INFORMATION SHOWN.
▼

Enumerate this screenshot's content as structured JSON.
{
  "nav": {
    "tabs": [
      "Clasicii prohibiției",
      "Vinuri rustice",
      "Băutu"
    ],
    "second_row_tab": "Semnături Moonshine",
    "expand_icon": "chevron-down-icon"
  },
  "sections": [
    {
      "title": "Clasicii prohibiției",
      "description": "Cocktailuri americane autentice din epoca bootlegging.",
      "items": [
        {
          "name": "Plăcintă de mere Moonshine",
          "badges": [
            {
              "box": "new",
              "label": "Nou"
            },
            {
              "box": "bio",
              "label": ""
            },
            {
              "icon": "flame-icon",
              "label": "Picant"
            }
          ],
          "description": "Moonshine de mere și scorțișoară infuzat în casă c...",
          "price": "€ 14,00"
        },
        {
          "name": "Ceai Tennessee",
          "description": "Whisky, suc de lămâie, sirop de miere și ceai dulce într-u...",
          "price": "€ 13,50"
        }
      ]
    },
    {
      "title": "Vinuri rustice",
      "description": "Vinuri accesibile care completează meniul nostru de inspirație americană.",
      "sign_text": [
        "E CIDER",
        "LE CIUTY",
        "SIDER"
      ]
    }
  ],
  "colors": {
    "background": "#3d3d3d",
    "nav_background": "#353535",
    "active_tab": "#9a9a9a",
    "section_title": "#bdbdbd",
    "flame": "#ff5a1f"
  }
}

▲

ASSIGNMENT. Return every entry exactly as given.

OUTPUT OF THE EXERCISE.
Enumerate this screenshot's content as structured JSON.
{
  "nav": {
    "tabs": [
      "Clasicii prohibiției",
      "Vinuri rustice",
      "Băutu"
    ],
    "second_row_tab": "Semnături Moonshine",
    "expand_icon": "chevron-down-icon"
  },
  "sections": [
    {
      "title": "Clasicii prohibiției",
      "description": "Cocktailuri americane autentice din epoca bootlegging.",
      "items": [
        {
          "name": "Plăcintă de mere Moonshine",
          "badges": [
            {
              "box": "new",
              "label": "Nou"
            },
            {
              "box": "bio",
              "label": ""
            },
            {
              "icon": "flame-icon",
              "label": "Picant"
            }
          ],
          "description": "Moonshine de mere și scorțișoară infuzat în casă c...",
          "price": "€ 14,00"
        },
        {
          "name": "Ceai Tennessee",
          "description": "Whisky, suc de lămâie, sirop de miere și ceai dulce într-u...",
          "price": "€ 13,50"
        }
      ]
    },
    {
      "title": "Vinuri rustice",
      "description": "Vinuri accesibile care completează meniul nostru de inspirație americană.",
      "sign_text": [
        "E CIDER",
        "LE CIUTY",
        "SIDER"
      ]
    }
  ],
  "colors": {
    "background": "#3d3d3d",
    "nav_background": "#353535",
    "active_tab": "#9a9a9a",
    "section_title": "#bdbdbd",
    "flame": "#ff5a1f"
  }
}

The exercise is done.